1Co 7:14  For the unbelieving husband is sanctified by the wife, and the unbelieving wife is sanctified by the husband: else were your children unclean; but now are they holy. 
 

Ah so now people don't have to have faith in Christ to be saved? Wow. Just wow.

  • Like 1

Share this post


Link to post
Share on other sites
Staff
Just now, davidtaylorjr said:

The context is the reasoning I allow. Corinthians was written to the whole church which included women.

Acts 2 was written to the entire house of Israel.

1 minute ago, davidtaylorjr said:

Household baptisms after belief. Not to mention you assume there were infants in these households. It doesn't state that. Also, specific covenants involved infants. Not all covenants.  When it says in Acts 16:31 Belive and you will be saved, you and your household. Do you think that means that if the head of house believes, and is the only one that believes, that all in the household are now saved? NO. It is saying each person must believe. You do this, and also everyone in your household must do this to be saved.

Are you assuming infants are not included in households? 

 

And as far as what I think I cannot bear to repeat again.

 

  • Yay 1

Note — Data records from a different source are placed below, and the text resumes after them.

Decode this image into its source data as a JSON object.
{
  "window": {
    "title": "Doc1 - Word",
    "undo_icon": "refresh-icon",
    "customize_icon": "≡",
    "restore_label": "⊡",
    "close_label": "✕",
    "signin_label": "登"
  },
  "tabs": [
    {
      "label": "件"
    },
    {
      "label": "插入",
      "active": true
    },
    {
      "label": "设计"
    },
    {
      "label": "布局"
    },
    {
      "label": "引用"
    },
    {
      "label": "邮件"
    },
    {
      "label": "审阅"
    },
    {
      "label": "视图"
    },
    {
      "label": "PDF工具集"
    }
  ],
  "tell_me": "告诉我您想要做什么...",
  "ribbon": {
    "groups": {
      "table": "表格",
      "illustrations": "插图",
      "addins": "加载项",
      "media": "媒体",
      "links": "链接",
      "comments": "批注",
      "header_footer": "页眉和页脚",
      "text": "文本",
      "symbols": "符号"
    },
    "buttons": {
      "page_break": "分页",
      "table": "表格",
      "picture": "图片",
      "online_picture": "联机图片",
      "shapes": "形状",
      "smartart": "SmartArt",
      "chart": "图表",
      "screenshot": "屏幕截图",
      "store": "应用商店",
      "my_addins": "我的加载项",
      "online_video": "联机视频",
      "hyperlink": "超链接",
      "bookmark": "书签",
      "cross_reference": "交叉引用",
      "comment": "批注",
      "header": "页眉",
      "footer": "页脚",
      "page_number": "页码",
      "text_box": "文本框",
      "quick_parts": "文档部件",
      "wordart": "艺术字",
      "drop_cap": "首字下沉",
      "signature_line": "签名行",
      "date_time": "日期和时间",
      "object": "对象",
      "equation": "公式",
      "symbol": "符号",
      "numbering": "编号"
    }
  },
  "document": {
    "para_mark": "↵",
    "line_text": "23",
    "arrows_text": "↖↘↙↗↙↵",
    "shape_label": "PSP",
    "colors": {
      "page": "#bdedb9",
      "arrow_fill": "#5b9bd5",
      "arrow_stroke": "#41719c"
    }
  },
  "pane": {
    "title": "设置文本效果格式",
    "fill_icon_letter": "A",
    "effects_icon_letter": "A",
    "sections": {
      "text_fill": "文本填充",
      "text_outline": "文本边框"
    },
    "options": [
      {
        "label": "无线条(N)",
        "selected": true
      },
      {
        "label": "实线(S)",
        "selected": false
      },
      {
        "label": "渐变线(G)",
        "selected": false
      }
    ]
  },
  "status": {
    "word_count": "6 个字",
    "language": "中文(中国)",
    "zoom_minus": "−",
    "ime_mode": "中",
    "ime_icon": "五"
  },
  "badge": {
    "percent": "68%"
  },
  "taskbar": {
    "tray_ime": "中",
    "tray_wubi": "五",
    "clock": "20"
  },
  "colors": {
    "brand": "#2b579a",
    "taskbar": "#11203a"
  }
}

Share this post


Link to post
Share on other sites
Staff

That goes both ways .. 

Share this post


Link to post
Share on other sites

Create an account or sign in to comment

You need to be a member in order to leave a comment

Create an account

Sign up for a new account in our community. It's easy!

Register a new account

Sign in

Already have an account? Sign in here.

Sign In Now

×
×
  • Create New...